I bitch about the surveillance state here in the United States but even it has nothing on mum. The United Kingdom (UK) has pretty much become a real life panopticon. This week alone the UK has proposed two major expansions to Big Brother’s gaze. The first proposal is to ban companies from using effective encryption:

Internet and social media companies will be banned from putting customer communications beyond their own reach under new laws to be unveiled on Wednesday.

Companies such as Apple, Google and others will no longer be able to offer encryption so advanced that even they cannot decipher it when asked to, the Daily Telegraph can disclose.

Measures in the Investigatory Powers Bill will place in law a requirement on tech firms and service providers to be able to provide unencrypted communications to the police or spy agencies if requested through a warrant.
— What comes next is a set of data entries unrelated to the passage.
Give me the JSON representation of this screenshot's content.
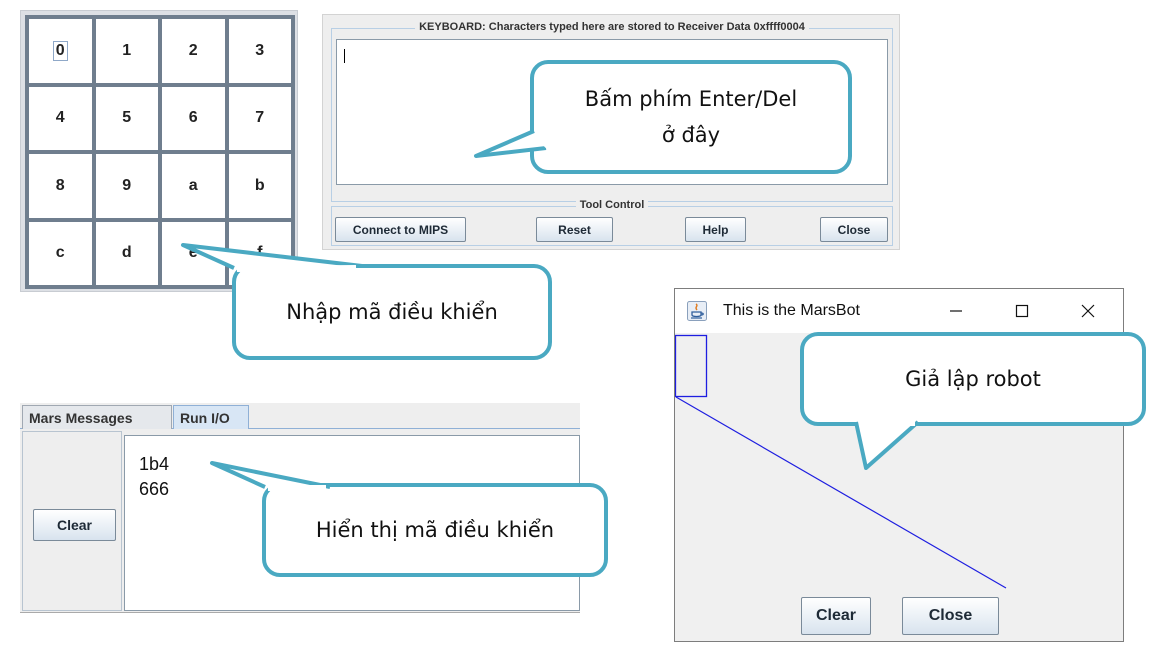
{
  "keypad": {
    "keys": [
      "0",
      "1",
      "2",
      "3",
      "4",
      "5",
      "6",
      "7",
      "8",
      "9",
      "a",
      "b",
      "c",
      "d",
      "e",
      "f"
    ]
  },
  "keyboard": {
    "legend": "KEYBOARD: Characters typed here are stored to Receiver Data 0xffff0004",
    "text": ""
  },
  "tool_control": {
    "legend": "Tool Control",
    "connect_label": "Connect to MIPS",
    "reset_label": "Reset",
    "help_label": "Help",
    "close_label": "Close"
  },
  "messages": {
    "tabs": [
      "Mars Messages",
      "Run I/O"
    ],
    "active_tab": "Run I/O",
    "clear_label": "Clear",
    "lines": [
      "1b4",
      "666"
    ]
  },
  "marsbot": {
    "title": "This is the MarsBot",
    "clear_label": "Clear",
    "close_label": "Close",
    "path_color": "#1e1ee0"
  },
  "callouts": {
    "keyboard_hint_line1": "Bấm phím Enter/Del",
    "keyboard_hint_line2": "ở đây",
    "keypad_hint": "Nhập mã điều khiển",
    "display_hint": "Hiển thị mã điều khiển",
    "robot_hint": "Giả lập robot",
    "border_color": "#4aa9c2"
  }
}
The only way to comply with such a restriction is to put their users’ data at risk. If one unauthorized party can access encrypted data then any unauthorized party potentially can. Weaknesses in cryptographic systems aren’t selective. If, for example, you have a special law enforcement key that all user data is encrypted with anybody who obtains that key will be able to gain access to every user’s data. You turn the system form one where a very limited amount of data can be nabbed if any single key is compromised to one where all data can be nabbed if one of the keys is compromised.

But that’s not all. The UK is also proposing to require all Internet Service Providers (ISP) to keep records on their customer’s Internet usage for one year:

On Wednesday, the UK’s Home Secretary Theresa May announced the Draft Investigatory Powers Bill, which, if made into law, will force internet service providers to retain the web browsing history of every customer for up to one year. Those records can then be requested by law enforcement.

These two proposals would complement each other well. The first one gives law enforcement unfettered access to user data and the second one ensures data continues to exist for one year. Of course the second proposal pushes notable costs onto ISPs because storing that much data for so long isn’t free. But I very much doubt the UK government cares about such things.

More and more it’s obviously why 1984 took place in London. I won’t be surprised if (I should probably say when) a law is proposed in the UK that makes it a criminal offense to utilize strong cryptographic tools like Tor, PGP, OTR, etc.